“What universities ought to do is provide a superior undergraduate education, [and] help the students in the university become the next leaders of the republic,” Maddux said. “Residential colleges began by devoting themselves to that way of thinking about higher education.”

Watauga Residential College is a unit within Appalachian’s College of Arts and Sciences that provides interactive, interdisciplinary, internationally-focused and challenging courses that require students to use information in new and creative ways, according to www.watauga.appstate.edu.

Residential Colleges are programs within the university that concentrate on integrating academic and co-curricular programs, according to the website.

Maddux said the university is gradually changing its approach to general education to make it more inquiry-based as a whole, and the updates to the curriculum should be completed by the 2016-17 school year.

“We’re developing a general education focus around the issue of inquiry-based learning,” Maddux said. “So some of the things will not change. The core classes that have always been part of the Watauga [Residential College] experience remain. But, other classes will become more specifically focused on questions of ‘What does it mean to conduct inquiry in literature or history or the arts or social sciences?’”

Maddux said he respects the work the previous directors have done for WRC and hopes to keep their traditions alive while continuing to bring further visibility to the program.

“I’ve been surprised, even in just the two years I’ve been on campus, how many students and faculty don’t know anything about Watauga,” Maddux said. “And I just think it is one of the most unique, distinctive, interesting programs that Appalachian State has.”

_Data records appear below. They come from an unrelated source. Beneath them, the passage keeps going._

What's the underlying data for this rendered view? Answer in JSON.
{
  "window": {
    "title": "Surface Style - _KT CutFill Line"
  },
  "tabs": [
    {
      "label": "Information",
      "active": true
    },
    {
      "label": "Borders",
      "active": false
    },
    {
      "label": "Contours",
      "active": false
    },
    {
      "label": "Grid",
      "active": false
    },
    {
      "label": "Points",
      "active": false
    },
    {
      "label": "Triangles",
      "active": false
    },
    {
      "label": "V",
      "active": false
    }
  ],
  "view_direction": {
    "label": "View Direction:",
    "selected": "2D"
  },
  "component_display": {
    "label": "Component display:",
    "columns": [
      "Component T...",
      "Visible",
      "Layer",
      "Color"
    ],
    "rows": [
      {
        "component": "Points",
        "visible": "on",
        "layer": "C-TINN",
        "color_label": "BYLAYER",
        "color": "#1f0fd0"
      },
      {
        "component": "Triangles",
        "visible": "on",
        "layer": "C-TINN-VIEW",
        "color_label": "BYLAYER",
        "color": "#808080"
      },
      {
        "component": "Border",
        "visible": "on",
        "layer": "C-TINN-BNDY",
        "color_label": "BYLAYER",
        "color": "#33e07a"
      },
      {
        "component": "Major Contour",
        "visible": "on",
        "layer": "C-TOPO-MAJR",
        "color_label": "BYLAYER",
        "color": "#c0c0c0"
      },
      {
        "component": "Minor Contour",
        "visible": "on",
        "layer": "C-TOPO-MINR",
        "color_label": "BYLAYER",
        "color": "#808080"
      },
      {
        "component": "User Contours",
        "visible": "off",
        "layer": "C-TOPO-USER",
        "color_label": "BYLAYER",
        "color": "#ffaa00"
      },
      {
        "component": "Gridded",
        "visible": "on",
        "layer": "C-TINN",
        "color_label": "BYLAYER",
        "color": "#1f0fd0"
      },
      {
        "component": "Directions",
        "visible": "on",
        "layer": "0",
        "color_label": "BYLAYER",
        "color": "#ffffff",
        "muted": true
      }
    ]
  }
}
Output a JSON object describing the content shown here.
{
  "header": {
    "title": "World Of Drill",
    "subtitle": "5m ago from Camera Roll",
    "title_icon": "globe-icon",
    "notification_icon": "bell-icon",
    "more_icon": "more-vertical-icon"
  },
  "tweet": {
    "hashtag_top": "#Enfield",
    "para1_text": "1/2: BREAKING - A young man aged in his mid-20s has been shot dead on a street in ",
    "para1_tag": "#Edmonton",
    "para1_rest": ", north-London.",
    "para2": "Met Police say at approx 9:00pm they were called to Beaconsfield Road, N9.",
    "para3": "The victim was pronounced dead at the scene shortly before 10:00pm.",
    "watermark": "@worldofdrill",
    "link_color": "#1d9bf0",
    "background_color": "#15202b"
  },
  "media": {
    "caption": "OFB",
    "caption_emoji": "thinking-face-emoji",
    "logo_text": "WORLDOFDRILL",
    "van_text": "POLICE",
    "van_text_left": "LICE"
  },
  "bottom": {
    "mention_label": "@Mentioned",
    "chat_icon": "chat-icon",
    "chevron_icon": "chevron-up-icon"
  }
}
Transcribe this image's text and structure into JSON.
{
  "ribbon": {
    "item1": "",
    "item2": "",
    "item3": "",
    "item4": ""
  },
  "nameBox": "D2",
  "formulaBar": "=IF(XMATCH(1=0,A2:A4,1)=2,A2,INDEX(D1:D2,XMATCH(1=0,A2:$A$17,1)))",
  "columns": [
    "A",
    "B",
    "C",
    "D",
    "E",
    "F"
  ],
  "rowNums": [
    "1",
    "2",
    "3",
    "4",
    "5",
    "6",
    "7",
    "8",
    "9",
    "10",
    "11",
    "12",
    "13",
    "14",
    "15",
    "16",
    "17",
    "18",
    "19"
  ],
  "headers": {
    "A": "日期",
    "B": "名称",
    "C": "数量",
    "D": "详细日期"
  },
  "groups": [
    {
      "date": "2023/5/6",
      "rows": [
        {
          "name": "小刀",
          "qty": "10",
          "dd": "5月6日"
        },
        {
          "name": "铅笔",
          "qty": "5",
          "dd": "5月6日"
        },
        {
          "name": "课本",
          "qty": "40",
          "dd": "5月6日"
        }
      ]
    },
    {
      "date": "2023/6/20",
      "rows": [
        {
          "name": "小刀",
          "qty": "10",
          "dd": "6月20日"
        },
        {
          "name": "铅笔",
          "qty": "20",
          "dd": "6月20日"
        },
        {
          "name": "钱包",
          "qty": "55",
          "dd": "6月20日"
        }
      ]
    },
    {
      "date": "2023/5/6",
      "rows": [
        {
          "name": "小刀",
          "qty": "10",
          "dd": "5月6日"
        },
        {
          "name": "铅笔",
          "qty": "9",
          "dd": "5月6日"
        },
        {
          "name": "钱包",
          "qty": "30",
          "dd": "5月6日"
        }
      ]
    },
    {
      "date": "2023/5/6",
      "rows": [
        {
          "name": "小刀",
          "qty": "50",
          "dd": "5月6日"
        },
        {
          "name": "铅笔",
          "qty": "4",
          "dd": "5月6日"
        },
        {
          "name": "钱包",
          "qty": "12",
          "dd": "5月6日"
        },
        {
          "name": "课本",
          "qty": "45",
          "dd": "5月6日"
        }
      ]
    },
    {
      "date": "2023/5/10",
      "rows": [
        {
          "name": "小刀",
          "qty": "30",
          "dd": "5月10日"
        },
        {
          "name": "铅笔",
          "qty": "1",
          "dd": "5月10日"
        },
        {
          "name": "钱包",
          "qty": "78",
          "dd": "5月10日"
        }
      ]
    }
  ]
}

Maddux said he has begun working with University Admissions to advertise the Watauga Residential College as one of the signature programs of Appalachian in order to bolster enrollment. While he hopes to increase enrollment, he does not want the program to lose its personal aspect as a result.

“Watauga [Residential College] needs to find the balance to have a vibrant community, but not to have too many students, because there needs to be an opportunity for the faculty to know [the students] personally, and the other students need to have the opportunity to know you personally,” Maddux said. “We don’t want to grow so much that we lose touch with those kinds of things.”

Maddux said the ideal number of students for the program is around 140-150 students, but right now there are approximately 110 students enrolled. Maddux is optimistic about his initiative to increase enrollment and said he expected it to reach his goal by next fall.

One of the ways the WRC hopes to achieve this is by putting an emphasis on experiential learning, where students are able to practice what they learn through application, rather than just reading about things theoretically in the classroom.

An example of practicing through application was a WRC class that was learning about immigration policy took a trip to Washington D.C. and talked to congressional staffers and foreign justice workers. The class also hosted former congressmen who spoke to the class through a program called Congress to Campus.

“The key idea of experiential learning is that students aren’t just passive receptors of learning,” Maddux said.
Maddux also said one of the key tenets of the WRC is developing close personal relationships between students and professors through inquiry-based learning.

“We approach learning not from the standpoint of, ‘I’m going to provide answers to students,’ but, ‘I’m going to explore with my students and help them learn how to ask the right questions,’” Maddux said. “So professors in Watauga [Residential College] see themselves, and students seem to see us, as facilitators of learning rather than experts, although we are experts in our field.”

Story: Thomas Culkin, News Reporter